What the exercise asks:
When you answer, give every record back exactly as written.

Component data from apps and pages
::::::::::
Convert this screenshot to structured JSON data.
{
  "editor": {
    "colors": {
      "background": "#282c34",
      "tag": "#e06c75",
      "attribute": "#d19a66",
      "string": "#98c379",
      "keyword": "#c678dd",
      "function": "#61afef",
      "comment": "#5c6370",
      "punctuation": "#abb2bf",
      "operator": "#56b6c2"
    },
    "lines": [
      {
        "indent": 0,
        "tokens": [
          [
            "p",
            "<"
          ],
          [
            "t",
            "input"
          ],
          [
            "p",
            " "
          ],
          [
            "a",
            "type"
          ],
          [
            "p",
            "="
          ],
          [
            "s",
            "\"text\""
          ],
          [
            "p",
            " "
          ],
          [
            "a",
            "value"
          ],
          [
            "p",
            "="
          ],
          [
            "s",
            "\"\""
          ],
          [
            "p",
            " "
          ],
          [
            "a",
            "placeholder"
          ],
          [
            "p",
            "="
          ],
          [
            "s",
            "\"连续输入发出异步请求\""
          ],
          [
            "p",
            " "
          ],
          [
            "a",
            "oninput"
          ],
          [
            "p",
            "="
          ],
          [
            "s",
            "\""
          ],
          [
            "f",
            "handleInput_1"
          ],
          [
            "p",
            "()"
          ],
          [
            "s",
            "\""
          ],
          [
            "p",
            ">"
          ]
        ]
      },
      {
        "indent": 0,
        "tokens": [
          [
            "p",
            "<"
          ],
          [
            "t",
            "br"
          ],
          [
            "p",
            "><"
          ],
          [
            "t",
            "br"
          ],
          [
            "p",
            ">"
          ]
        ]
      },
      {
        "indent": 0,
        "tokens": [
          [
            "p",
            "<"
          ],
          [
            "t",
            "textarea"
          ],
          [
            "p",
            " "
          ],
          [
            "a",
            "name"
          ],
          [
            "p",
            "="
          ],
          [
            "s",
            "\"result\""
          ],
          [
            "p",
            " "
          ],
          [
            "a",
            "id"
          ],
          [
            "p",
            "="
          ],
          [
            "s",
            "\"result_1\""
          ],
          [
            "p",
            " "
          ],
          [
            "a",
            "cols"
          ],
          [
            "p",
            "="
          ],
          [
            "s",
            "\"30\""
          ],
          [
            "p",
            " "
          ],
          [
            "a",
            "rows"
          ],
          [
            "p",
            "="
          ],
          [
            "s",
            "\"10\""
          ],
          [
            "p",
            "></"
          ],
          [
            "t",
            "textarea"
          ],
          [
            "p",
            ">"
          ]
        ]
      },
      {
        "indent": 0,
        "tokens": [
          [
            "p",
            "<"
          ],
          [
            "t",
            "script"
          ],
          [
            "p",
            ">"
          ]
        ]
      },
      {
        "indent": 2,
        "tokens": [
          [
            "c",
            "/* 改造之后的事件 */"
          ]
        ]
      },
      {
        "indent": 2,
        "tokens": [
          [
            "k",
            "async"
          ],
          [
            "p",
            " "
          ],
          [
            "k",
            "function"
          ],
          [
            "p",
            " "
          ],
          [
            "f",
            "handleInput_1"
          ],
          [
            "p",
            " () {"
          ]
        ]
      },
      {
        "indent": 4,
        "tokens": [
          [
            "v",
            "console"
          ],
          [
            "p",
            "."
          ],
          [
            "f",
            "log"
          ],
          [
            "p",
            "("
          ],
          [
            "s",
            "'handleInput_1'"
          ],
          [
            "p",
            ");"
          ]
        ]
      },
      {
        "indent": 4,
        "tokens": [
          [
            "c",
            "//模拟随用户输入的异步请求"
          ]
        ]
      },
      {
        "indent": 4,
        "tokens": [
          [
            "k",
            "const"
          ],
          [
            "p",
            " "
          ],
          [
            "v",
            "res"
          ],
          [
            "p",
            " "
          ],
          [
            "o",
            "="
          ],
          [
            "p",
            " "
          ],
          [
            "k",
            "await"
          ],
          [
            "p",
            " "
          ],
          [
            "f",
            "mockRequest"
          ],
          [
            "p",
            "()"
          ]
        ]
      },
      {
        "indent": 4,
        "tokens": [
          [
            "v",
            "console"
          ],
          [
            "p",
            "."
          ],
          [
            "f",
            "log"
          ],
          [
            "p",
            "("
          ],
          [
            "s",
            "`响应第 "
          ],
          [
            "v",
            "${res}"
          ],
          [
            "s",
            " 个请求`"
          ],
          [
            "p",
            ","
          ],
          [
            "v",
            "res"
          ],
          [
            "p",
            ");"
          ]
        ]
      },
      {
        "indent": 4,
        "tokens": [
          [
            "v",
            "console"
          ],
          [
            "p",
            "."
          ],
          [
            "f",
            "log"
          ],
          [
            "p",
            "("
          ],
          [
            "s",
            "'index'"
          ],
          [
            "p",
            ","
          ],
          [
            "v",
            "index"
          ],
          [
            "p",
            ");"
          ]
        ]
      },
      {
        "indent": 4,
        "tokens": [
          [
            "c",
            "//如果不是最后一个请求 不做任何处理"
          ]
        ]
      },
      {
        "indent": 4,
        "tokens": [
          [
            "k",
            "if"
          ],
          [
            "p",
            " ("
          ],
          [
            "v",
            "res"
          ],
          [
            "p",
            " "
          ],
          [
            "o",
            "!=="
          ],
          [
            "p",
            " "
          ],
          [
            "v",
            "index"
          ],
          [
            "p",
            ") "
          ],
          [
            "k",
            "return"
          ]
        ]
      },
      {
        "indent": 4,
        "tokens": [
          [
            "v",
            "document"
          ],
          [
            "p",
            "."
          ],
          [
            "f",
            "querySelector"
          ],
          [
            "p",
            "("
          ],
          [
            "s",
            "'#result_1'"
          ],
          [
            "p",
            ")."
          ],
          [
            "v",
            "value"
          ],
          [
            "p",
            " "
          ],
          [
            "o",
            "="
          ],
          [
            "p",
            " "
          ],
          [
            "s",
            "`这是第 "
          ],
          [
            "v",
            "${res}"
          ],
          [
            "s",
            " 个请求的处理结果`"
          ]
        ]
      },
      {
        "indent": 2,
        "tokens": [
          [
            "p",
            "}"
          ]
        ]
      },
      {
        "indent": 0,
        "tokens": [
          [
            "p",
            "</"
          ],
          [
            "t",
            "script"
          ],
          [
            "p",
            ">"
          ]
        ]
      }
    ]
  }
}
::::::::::
Output below:
Convert this screenshot to structured JSON data.
{
  "editor": {
    "colors": {
      "background": "#282c34",
      "tag": "#e06c75",
      "attribute": "#d19a66",
      "string": "#98c379",
      "keyword": "#c678dd",
      "function": "#61afef",
      "comment": "#5c6370",
      "punctuation": "#abb2bf",
      "operator": "#56b6c2"
    },
    "lines": [
      {
        "indent": 0,
        "tokens": [
          [
            "p",
            "<"
          ],
          [
            "t",
            "input"
          ],
          [
            "p",
            " "
          ],
          [
            "a",
            "type"
          ],
          [
            "p",
            "="
          ],
          [
            "s",
            "\"text\""
          ],
          [
            "p",
            " "
          ],
          [
            "a",
            "value"
          ],
          [
            "p",
            "="
          ],
          [
            "s",
            "\"\""
          ],
          [
            "p",
            " "
          ],
          [
            "a",
            "placeholder"
          ],
          [
            "p",
            "="
          ],
          [
            "s",
            "\"连续输入发出异步请求\""
          ],
          [
            "p",
            " "
          ],
          [
            "a",
            "oninput"
          ],
          [
            "p",
            "="
          ],
          [
            "s",
            "\""
          ],
          [
            "f",
            "handleInput_1"
          ],
          [
            "p",
            "()"
          ],
          [
            "s",
            "\""
          ],
          [
            "p",
            ">"
          ]
        ]
      },
      {
        "indent": 0,
        "tokens": [
          [
            "p",
            "<"
          ],
          [
            "t",
            "br"
          ],
          [
            "p",
            "><"
          ],
          [
            "t",
            "br"
          ],
          [
            "p",
            ">"
          ]
        ]
      },
      {
        "indent": 0,
        "tokens": [
          [
            "p",
            "<"
          ],
          [
            "t",
            "textarea"
          ],
          [
            "p",
            " "
          ],
          [
            "a",
            "name"
          ],
          [
            "p",
            "="
          ],
          [
            "s",
            "\"result\""
          ],
          [
            "p",
            " "
          ],
          [
            "a",
            "id"
          ],
          [
            "p",
            "="
          ],
          [
            "s",
            "\"result_1\""
          ],
          [
            "p",
            " "
          ],
          [
            "a",
            "cols"
          ],
          [
            "p",
            "="
          ],
          [
            "s",
            "\"30\""
          ],
          [
            "p",
            " "
          ],
          [
            "a",
            "rows"
          ],
          [
            "p",
            "="
          ],
          [
            "s",
            "\"10\""
          ],
          [
            "p",
            "></"
          ],
          [
            "t",
            "textarea"
          ],
          [
            "p",
            ">"
          ]
        ]
      },
      {
        "indent": 0,
        "tokens": [
          [
            "p",
            "<"
          ],
          [
            "t",
            "script"
          ],
          [
            "p",
            ">"
          ]
        ]
      },
      {
        "indent": 2,
        "tokens": [
          [
            "c",
            "/* 改造之后的事件 */"
          ]
        ]
      },
      {
        "indent": 2,
        "tokens": [
          [
            "k",
            "async"
          ],
          [
            "p",
            " "
          ],
          [
            "k",
            "function"
          ],
          [
            "p",
            " "
          ],
          [
            "f",
            "handleInput_1"
          ],
          [
            "p",
            " () {"
          ]
        ]
      },
      {
        "indent": 4,
        "tokens": [
          [
            "v",
            "console"
          ],
          [
            "p",
            "."
          ],
          [
            "f",
            "log"
          ],
          [
            "p",
            "("
          ],
          [
            "s",
            "'handleInput_1'"
          ],
          [
            "p",
            ");"
          ]
        ]
      },
      {
        "indent": 4,
        "tokens": [
          [
            "c",
            "//模拟随用户输入的异步请求"
          ]
        ]
      },
      {
        "indent": 4,
        "tokens": [
          [
            "k",
            "const"
          ],
          [
            "p",
            " "
          ],
          [
            "v",
            "res"
          ],
          [
            "p",
            " "
          ],
          [
            "o",
            "="
          ],
          [
            "p",
            " "
          ],
          [
            "k",
            "await"
          ],
          [
            "p",
            " "
          ],
          [
            "f",
            "mockRequest"
          ],
          [
            "p",
            "()"
          ]
        ]
      },
      {
        "indent": 4,
        "tokens": [
          [
            "v",
            "console"
          ],
          [
            "p",
            "."
          ],
          [
            "f",
            "log"
          ],
          [
            "p",
            "("
          ],
          [
            "s",
            "`响应第 "
          ],
          [
            "v",
            "${res}"
          ],
          [
            "s",
            " 个请求`"
          ],
          [
            "p",
            ","
          ],
          [
            "v",
            "res"
          ],
          [
            "p",
            ");"
          ]
        ]
      },
      {
        "indent": 4,
        "tokens": [
          [
            "v",
            "console"
          ],
          [
            "p",
            "."
          ],
          [
            "f",
            "log"
          ],
          [
            "p",
            "("
          ],
          [
            "s",
            "'index'"
          ],
          [
            "p",
            ","
          ],
          [
            "v",
            "index"
          ],
          [
            "p",
            ");"
          ]
        ]
      },
      {
        "indent": 4,
        "tokens": [
          [
            "c",
            "//如果不是最后一个请求 不做任何处理"
          ]
        ]
      },
      {
        "indent": 4,
        "tokens": [
          [
            "k",
            "if"
          ],
          [
            "p",
            " ("
          ],
          [
            "v",
            "res"
          ],
          [
            "p",
            " "
          ],
          [
            "o",
            "!=="
          ],
          [
            "p",
            " "
          ],
          [
            "v",
            "index"
          ],
          [
            "p",
            ") "
          ],
          [
            "k",
            "return"
          ]
        ]
      },
      {
        "indent": 4,
        "tokens": [
          [
            "v",
            "document"
          ],
          [
            "p",
            "."
          ],
          [
            "f",
            "querySelector"
          ],
          [
            "p",
            "("
          ],
          [
            "s",
            "'#result_1'"
          ],
          [
            "p",
            ")."
          ],
          [
            "v",
            "value"
          ],
          [
            "p",
            " "
          ],
          [
            "o",
            "="
          ],
          [
            "p",
            " "
          ],
          [
            "s",
            "`这是第 "
          ],
          [
            "v",
            "${res}"
          ],
          [
            "s",
            " 个请求的处理结果`"
          ]
        ]
      },
      {
        "indent": 2,
        "tokens": [
          [
            "p",
            "}"
          ]
        ]
      },
      {
        "indent": 0,
        "tokens": [
          [
            "p",
            "</"
          ],
          [
            "t",
            "script"
          ],
          [
            "p",
            ">"
          ]
        ]
      }
    ]
  }
}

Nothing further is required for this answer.